The Rib-eye Ranchero ($28.99) was a visual showstopper of a dish. A 12-ounce steak draped in salsa and sauteed peppers was served atop a smoldering cedar plank alongside a roasted marrow bone topped with crispy strands of onion. A puddle of refried beans on the far end of the plank was topped with a slab of griddle-charred queso panela. For all the dish’s showmanship, though, the tough and lackluster steak was served a degree or two from well done, making the dish feel like one of the less compelling values on the menu.
Sol de Mexico is a BYOB breakfast and lunch spot for now, with plans to add a ticketed dinner service in the future. But there’s no reason to wait — this restaurant is worth checking out today.
Location: 1725 Blanco Road, 210-481-4222, Facebook: Sol de Mexico Authentic Mexican Restaurant
Hours: 8 a.m. to 3 p.m. Tuesday through Sunday

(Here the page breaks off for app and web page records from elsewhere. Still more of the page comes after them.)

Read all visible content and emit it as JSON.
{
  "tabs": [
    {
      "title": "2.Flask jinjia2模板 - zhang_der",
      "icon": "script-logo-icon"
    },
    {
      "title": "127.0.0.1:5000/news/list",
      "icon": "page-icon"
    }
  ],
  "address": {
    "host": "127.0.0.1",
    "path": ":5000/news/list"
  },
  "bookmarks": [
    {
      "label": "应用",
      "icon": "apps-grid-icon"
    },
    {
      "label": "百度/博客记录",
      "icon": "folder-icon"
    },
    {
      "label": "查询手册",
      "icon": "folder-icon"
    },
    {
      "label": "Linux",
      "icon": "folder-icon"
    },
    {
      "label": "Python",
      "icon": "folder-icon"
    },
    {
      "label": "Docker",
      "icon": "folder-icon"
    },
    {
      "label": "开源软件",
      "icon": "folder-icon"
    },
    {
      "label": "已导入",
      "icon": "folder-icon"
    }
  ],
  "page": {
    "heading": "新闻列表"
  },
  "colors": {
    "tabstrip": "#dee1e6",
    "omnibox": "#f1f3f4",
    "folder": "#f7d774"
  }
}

Paul Stephen is a food and drink reporter and restaurant critic in the San Antonio and Bexar County area. Read him on our free site, mySA.com, and on our subscriber site, ExpressNews.com. | email@example.com | Twitter: @pjbites | Instagram: @pjstephen